Excerpts from an interface dataset:
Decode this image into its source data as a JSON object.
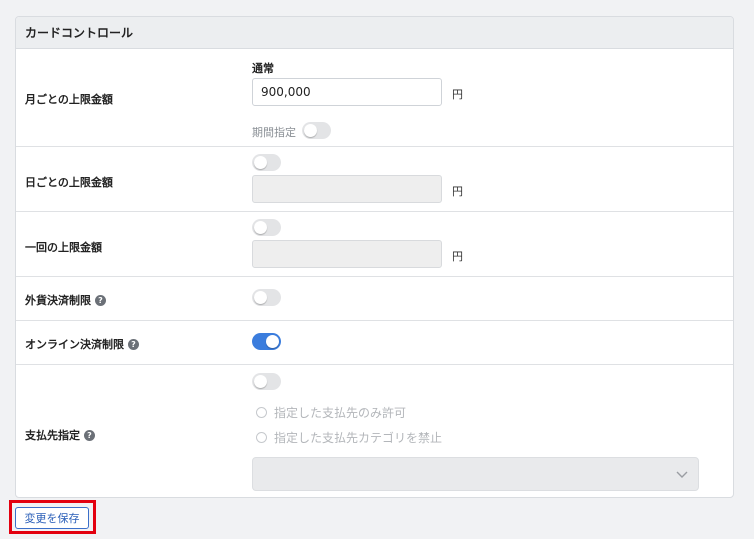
{
  "card": {
    "title": "カードコントロール",
    "rows": {
      "monthly": {
        "label": "月ごとの上限金額",
        "mode_label": "通常",
        "value": "900,000",
        "unit": "円",
        "period_label": "期間指定",
        "period_enabled": false
      },
      "daily": {
        "label": "日ごとの上限金額",
        "enabled": false,
        "value": "",
        "unit": "円"
      },
      "per_transaction": {
        "label": "一回の上限金額",
        "enabled": false,
        "value": "",
        "unit": "円"
      },
      "foreign_currency": {
        "label": "外貨決済制限",
        "enabled": false
      },
      "online": {
        "label": "オンライン決済制限",
        "enabled": true
      },
      "payee": {
        "label": "支払先指定",
        "enabled": false,
        "options": [
          "指定した支払先のみ許可",
          "指定した支払先カテゴリを禁止"
        ],
        "select_value": ""
      }
    }
  },
  "save_label": "変更を保存",
  "colors": {
    "toggle_on": "#3b7ddd",
    "toggle_off": "#e3e4e6",
    "highlight": "#e3000f",
    "button_text": "#2b5fb8"
  }
}
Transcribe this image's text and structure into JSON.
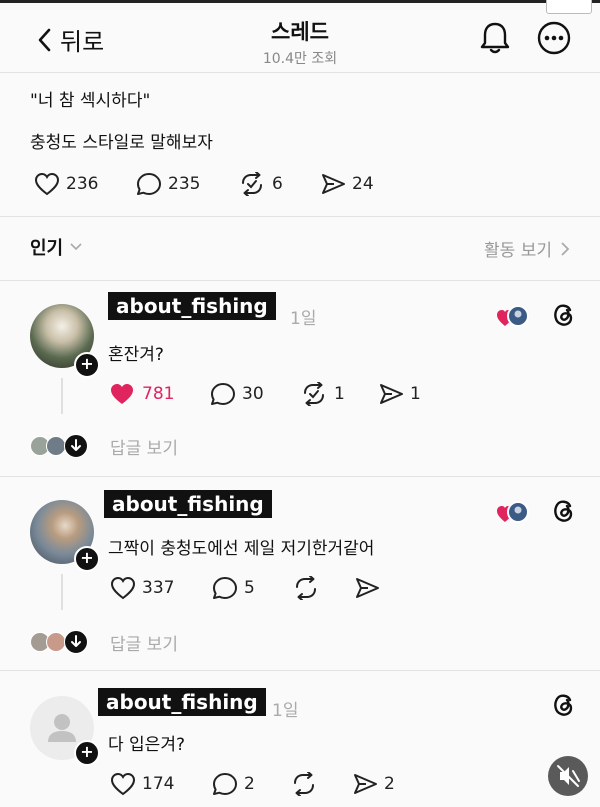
{
  "header": {
    "back_label": "뒤로",
    "title": "스레드",
    "views": "10.4만 조회"
  },
  "post": {
    "line1": "\"너 참 섹시하다\"",
    "line2": "충청도 스타일로 말해보자",
    "likes": "236",
    "comments": "235",
    "reposts": "6",
    "shares": "24"
  },
  "sort": {
    "label": "인기",
    "activity_label": "활동 보기"
  },
  "comments": [
    {
      "username": "about_fishing",
      "time": "1일",
      "text": "혼잔겨?",
      "likes": "781",
      "comments": "30",
      "reposts": "1",
      "shares": "1",
      "liked": true,
      "reply_label": "답글 보기"
    },
    {
      "username": "about_fishing",
      "time": "",
      "text": "그짝이 충청도에선 제일 저기한거같어",
      "likes": "337",
      "comments": "5",
      "reposts": "",
      "shares": "",
      "liked": false,
      "reply_label": "답글 보기"
    },
    {
      "username": "about_fishing",
      "time": "1일",
      "text": "다 입은겨?",
      "likes": "174",
      "comments": "2",
      "reposts": "",
      "shares": "2",
      "liked": false
    }
  ],
  "colors": {
    "like_active": "#e0245e",
    "muted_text": "#999999",
    "name_bg": "#111111"
  },
  "icons": [
    "chevron-left-icon",
    "bell-icon",
    "more-icon",
    "heart-icon",
    "comment-icon",
    "repost-icon",
    "share-icon",
    "threads-icon",
    "mute-icon",
    "plus-icon",
    "chevron-down-icon",
    "chevron-right-icon"
  ]
}
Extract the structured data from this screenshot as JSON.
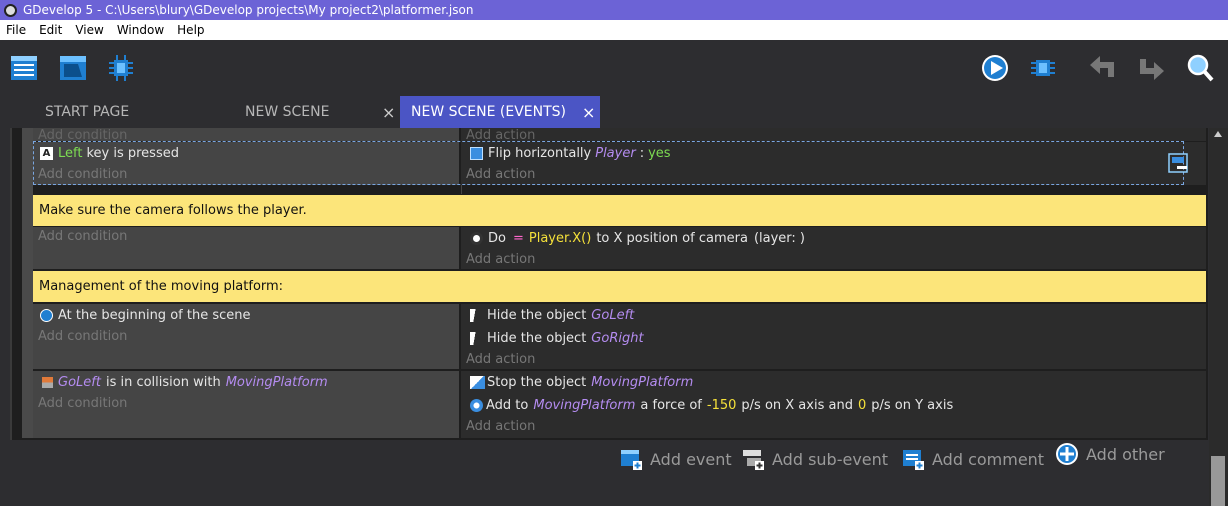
{
  "window": {
    "title": "GDevelop 5 - C:\\Users\\blury\\GDevelop projects\\My project2\\platformer.json"
  },
  "menu": [
    "File",
    "Edit",
    "View",
    "Window",
    "Help"
  ],
  "tabs": [
    {
      "label": "START PAGE"
    },
    {
      "label": "NEW SCENE",
      "close": "×"
    },
    {
      "label": "NEW SCENE (EVENTS)",
      "close": "×"
    }
  ],
  "events": {
    "partial_top": {
      "condition": "Add condition",
      "action": "Add action"
    },
    "event1": {
      "cond_key": "Left",
      "cond_rest": "key is pressed",
      "act_text": "Flip horizontally",
      "act_obj": "Player",
      "act_sep": ":",
      "act_val": "yes",
      "add_condition": "Add condition",
      "add_action": "Add action"
    },
    "comment1": "Make sure the camera follows the player.",
    "event2": {
      "add_condition": "Add condition",
      "act_do": "Do",
      "act_op": "=",
      "act_expr": "Player.X()",
      "act_rest": "to X position of camera",
      "act_layer": "(layer: )",
      "add_action": "Add action"
    },
    "comment2": "Management of the moving platform:",
    "event3": {
      "cond": "At the beginning of the scene",
      "add_condition": "Add condition",
      "act1_text": "Hide the object",
      "act1_obj": "GoLeft",
      "act2_text": "Hide the object",
      "act2_obj": "GoRight",
      "add_action": "Add action"
    },
    "event4": {
      "cond_obj1": "GoLeft",
      "cond_mid": "is in collision with",
      "cond_obj2": "MovingPlatform",
      "add_condition": "Add condition",
      "act1_text": "Stop the object",
      "act1_obj": "MovingPlatform",
      "act2_a": "Add to",
      "act2_obj": "MovingPlatform",
      "act2_b": "a force of",
      "act2_v1": "-150",
      "act2_c": "p/s on X axis and",
      "act2_v2": "0",
      "act2_d": "p/s on Y axis",
      "add_action": "Add action"
    }
  },
  "bottom": {
    "add_event": "Add event",
    "add_subevent": "Add sub-event",
    "add_comment": "Add comment",
    "add_other": "Add other"
  },
  "colors": {
    "titlebar": "#6c63d6",
    "active_tab": "#4b55c5",
    "comment_bg": "#fce57a",
    "param_green": "#7ddc52",
    "param_object": "#b48cf0",
    "param_number": "#f5e13a"
  },
  "icons": [
    "project-manager-icon",
    "scene-properties-icon",
    "debugger-icon",
    "preview-play-icon",
    "network-debugger-icon",
    "undo-icon",
    "redo-icon",
    "search-icon"
  ]
}
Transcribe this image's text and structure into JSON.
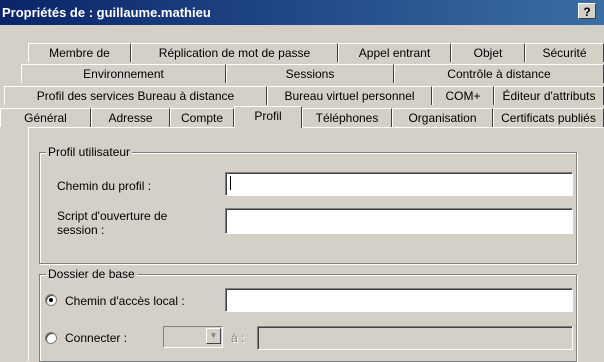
{
  "window": {
    "title": "Propriétés de : guillaume.mathieu",
    "help_label": "?"
  },
  "tabs": {
    "row1": [
      "Membre de",
      "Réplication de mot de passe",
      "Appel entrant",
      "Objet",
      "Sécurité"
    ],
    "row2": [
      "Environnement",
      "Sessions",
      "Contrôle à distance"
    ],
    "row3": [
      "Profil des services Bureau à distance",
      "Bureau virtuel personnel",
      "COM+",
      "Éditeur d'attributs"
    ],
    "row4": [
      "Général",
      "Adresse",
      "Compte",
      "Profil",
      "Téléphones",
      "Organisation",
      "Certificats publiés"
    ],
    "active": "Profil"
  },
  "profile_group": {
    "legend": "Profil utilisateur",
    "profile_path_label": "Chemin du profil :",
    "profile_path_value": "",
    "logon_script_label": "Script d'ouverture de session :",
    "logon_script_value": ""
  },
  "home_group": {
    "legend": "Dossier de base",
    "local_path_label": "Chemin d'accès local :",
    "local_path_value": "",
    "local_path_selected": true,
    "connect_label": "Connecter :",
    "connect_drive": "",
    "to_label": "à :",
    "to_value": ""
  }
}
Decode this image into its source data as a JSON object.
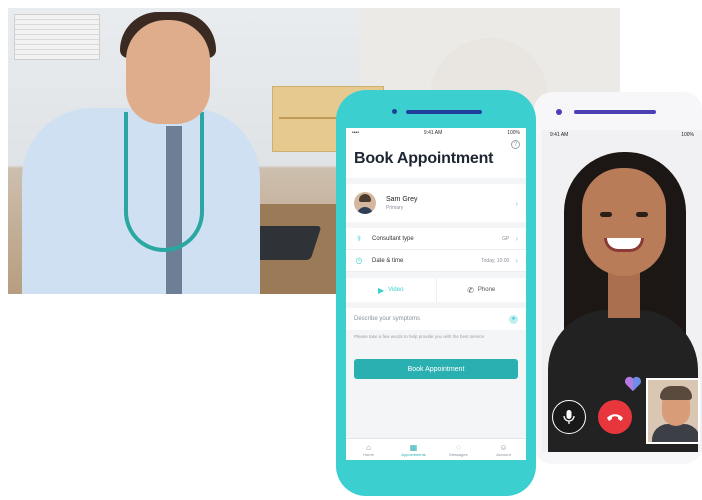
{
  "booking": {
    "status_time": "9:41 AM",
    "status_carrier": "•••• ",
    "status_battery": "100%",
    "title": "Book Appointment",
    "doctor": {
      "name": "Sam Grey",
      "role": "Primary"
    },
    "options": [
      {
        "icon": "stethoscope-icon",
        "label": "Consultant type",
        "value": "GP"
      },
      {
        "icon": "clock-icon",
        "label": "Date & time",
        "value": "Today, 10:00"
      }
    ],
    "modes": [
      {
        "icon": "video-icon",
        "label": "Video",
        "active": true
      },
      {
        "icon": "phone-icon",
        "label": "Phone",
        "active": false
      }
    ],
    "symptom_placeholder": "Describe your symptoms",
    "symptom_hint": "Please take a few words to help provide you with the best service",
    "book_button": "Book Appointment",
    "tabs": [
      {
        "icon": "home-icon",
        "label": "Home"
      },
      {
        "icon": "calendar-icon",
        "label": "Appointments",
        "active": true
      },
      {
        "icon": "chat-icon",
        "label": "Messages"
      },
      {
        "icon": "profile-icon",
        "label": "Account"
      }
    ]
  },
  "video_call": {
    "status_time": "9:41 AM",
    "status_battery": "100%"
  },
  "colors": {
    "accent": "#3ccfd0",
    "button": "#2bb0b1",
    "end_call": "#e8363d",
    "phone_accent": "#4b3fb3"
  }
}
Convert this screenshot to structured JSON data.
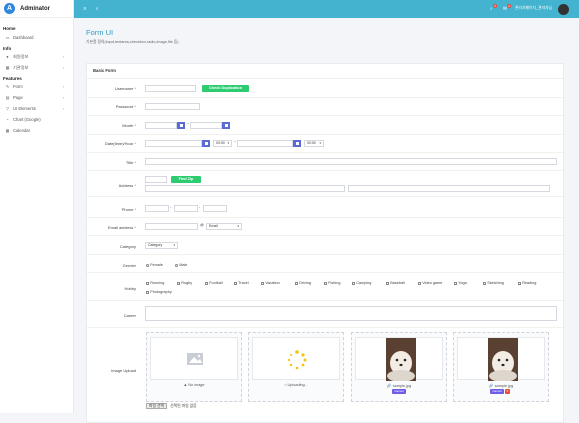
{
  "app": {
    "name": "Adminator",
    "logo_letter": "A"
  },
  "sidebar": {
    "sections": [
      {
        "title": "Home",
        "items": [
          {
            "label": "Dashboard",
            "icon": "monitor-icon"
          }
        ]
      },
      {
        "title": "Info",
        "items": [
          {
            "label": "회원정보",
            "icon": "user-icon"
          },
          {
            "label": "기관정보",
            "icon": "building-icon"
          }
        ]
      },
      {
        "title": "Features",
        "items": [
          {
            "label": "Form",
            "icon": "edit-icon"
          },
          {
            "label": "Page",
            "icon": "file-icon"
          },
          {
            "label": "UI Elements",
            "icon": "filter-icon"
          },
          {
            "label": "Chart (Google)",
            "icon": "chart-icon"
          },
          {
            "label": "Calendar",
            "icon": "calendar-icon"
          }
        ]
      }
    ]
  },
  "topbar": {
    "user_label": "관리자페이지_관리자님",
    "notif_count": "3",
    "mail_count": "2",
    "accent": "#43b3cf"
  },
  "page": {
    "title": "Form UI",
    "subtitle": "기본폼 정의(input,textarea,checkbox,radio,image,file 등)"
  },
  "form": {
    "card_title": "Basic Form",
    "username_label": "Username",
    "check_dup_label": "Check Duplication",
    "password_label": "Password",
    "month_label": "Month",
    "datetime_label": "Date(time)/Hour",
    "time_value_1": "00:00",
    "time_value_2": "00:00",
    "title_label": "Title",
    "address_label": "Address",
    "find_zip_label": "Find Zip",
    "phone_label": "Phone",
    "email_label": "Email address",
    "email_at": "@",
    "email_domain": "Email",
    "category_label": "Category",
    "category_value": "Category",
    "gender_label": "Gender",
    "genders": [
      "Female",
      "Male"
    ],
    "hobby_label": "Hobby",
    "hobbies": [
      "Running",
      "Rugby",
      "Football",
      "Travel",
      "Vacation",
      "Driving",
      "Fishing",
      "Camping",
      "Baseball",
      "Video game",
      "Yoga",
      "Sketching",
      "Reading",
      "Photography"
    ],
    "career_label": "Career",
    "image_label": "Image Upload",
    "uploads": [
      {
        "caption": "No image"
      },
      {
        "caption": "Uploading..."
      },
      {
        "caption": "sample.jpg",
        "tag": "Cancel"
      },
      {
        "caption": "sample.jpg",
        "tag": "Cancel"
      }
    ],
    "file_button": "파일 선택",
    "file_status": "선택된 파일 없음"
  }
}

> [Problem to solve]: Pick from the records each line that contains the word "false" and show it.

> [Exercise response]:
        "period_enabled": false
        "enabled": false,
        "enabled": false,
        "enabled": false
        "enabled": false,
      "liked": false,
      "liked": false
        "active": false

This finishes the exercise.